How does the new Trump Adminstration budget impact Real Estate and HUD ?

The new Trump administration just released a budget outline for the 2018 fiscal year, proposing $6.2 billion in cuts to the Department of Housing and Urban Development (HUD), or a 13.2 percent reduction. Funding for the agency would total $40.7 billion, with $35 billion allocated to rental assistance programs, $130 million to lead-based paint mitigation in low-income housing, and $4.5 million to low-income housing assistance.

The new Trump Admisitartiomn budget proposal has deep cuts to many important agencies, including a more than $6 billion decrease in funding to the U.S Department of Housing and Urban Development (HUD). More than 75 percent of the agency’s budget goes to helping families pay their rent. Thus, “These budget cuts would have a major impact on Hundreds of thousands of working class of the lowest-income people across the country,

The proposed budget will eliminate funding for Community Development Block Grants, a long-running program providing resources to communities in need of aid in areas such as affordable housing, disaster recovery and foreclosure rehabilitation. The elimination of the program would save $3 billion however it would have a major impact on rental assistance, which stands to lose $3 billion. According to data given in the budget.

Many years ago, Congress enshrined the “goal of a decent home and a suitable living environment for every American family” within its Declaration of National Housing Policy. This goal was not just justified by the basic needs of those with inadequate housing, but also because “the general welfare and security of the nation” required it. As our nation’s leading cities grapple with rapidly growing homeless populations, this additional justification takes on added weight today.

The budget also eliminates funding for the Choice Neighborhoods program, which replaces distressed public housing with mixed-income housing, among other initiatives; the HOME Investment Partnerships Program, which assists communities with affordable housing development; and the Self-Help Homeownership Opportunity Program (SHOP), which awards grants to nonprofits for low-income housing development. The elimination of the programs would save $1.1 billion.

The 2018 budget proposal calls for a $190 million cut in funding for updating U.S. maps of the flood-prone area. In place of the maps, the proposed budget wants to “explore other more effective and fair means of funding flood mapping efforts.”

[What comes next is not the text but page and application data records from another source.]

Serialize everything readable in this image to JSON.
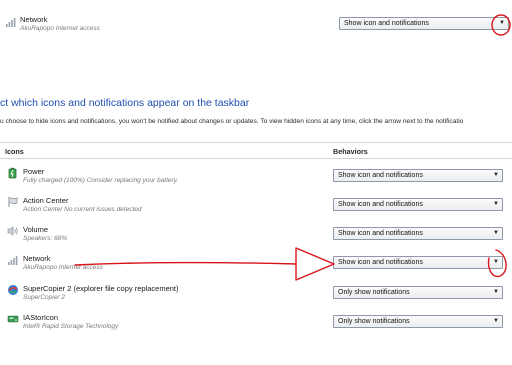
{
  "top": {
    "name": "Network",
    "description": "AkuRapopo Internet access",
    "behavior": "Show icon and notifications"
  },
  "heading": "ct which icons and notifications appear on the taskbar",
  "info": "u choose to hide icons and notifications, you won't be notified about changes or updates. To view hidden icons at any time, click the arrow next to the notificatio",
  "columns": {
    "icons": "Icons",
    "behaviors": "Behaviors"
  },
  "rows": [
    {
      "name": "Power",
      "description": "Fully charged (100%) Consider replacing your battery.",
      "behavior": "Show icon and notifications",
      "icon": "battery-icon"
    },
    {
      "name": "Action Center",
      "description": "Action Center  No current issues detected",
      "behavior": "Show icon and notifications",
      "icon": "flag-icon"
    },
    {
      "name": "Volume",
      "description": "Speakers: 68%",
      "behavior": "Show icon and notifications",
      "icon": "speaker-icon"
    },
    {
      "name": "Network",
      "description": "AkuRapopo Internet access",
      "behavior": "Show icon and notifications",
      "icon": "signal-bars-icon"
    },
    {
      "name": "SuperCopier 2 (explorer file copy replacement)",
      "description": "SuperCopier 2",
      "behavior": "Only show notifications",
      "icon": "supercopier-icon"
    },
    {
      "name": "IAStorIcon",
      "description": "Intel® Rapid Storage Technology",
      "behavior": "Only show notifications",
      "icon": "storage-icon"
    }
  ],
  "colors": {
    "heading": "#1e4fb0",
    "annotation": "#d8141a"
  }
}
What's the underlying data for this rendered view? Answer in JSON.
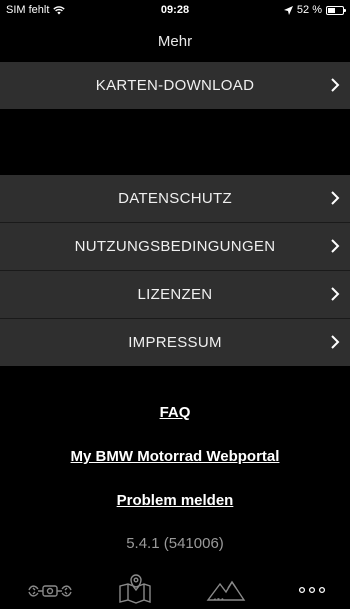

The outline briefly addresses insurance premiums for Federal Housing Administration-backed mortgages, stating it “supports homeownership through provision of Federal Housing Administration mortgage insurance programs.” The New Administration suspended a reduction to premiums issued in January.
HUD elaborated on that provision, stating “The spending plan supports the longstanding homeownership mission of the Federal Housing Administration (FHA) to provide mortgage insurance credit to qualified households. A more detailed program-by-program budget proposal will be announced in May.”

The proposed budget, if approved, would take effect October 1.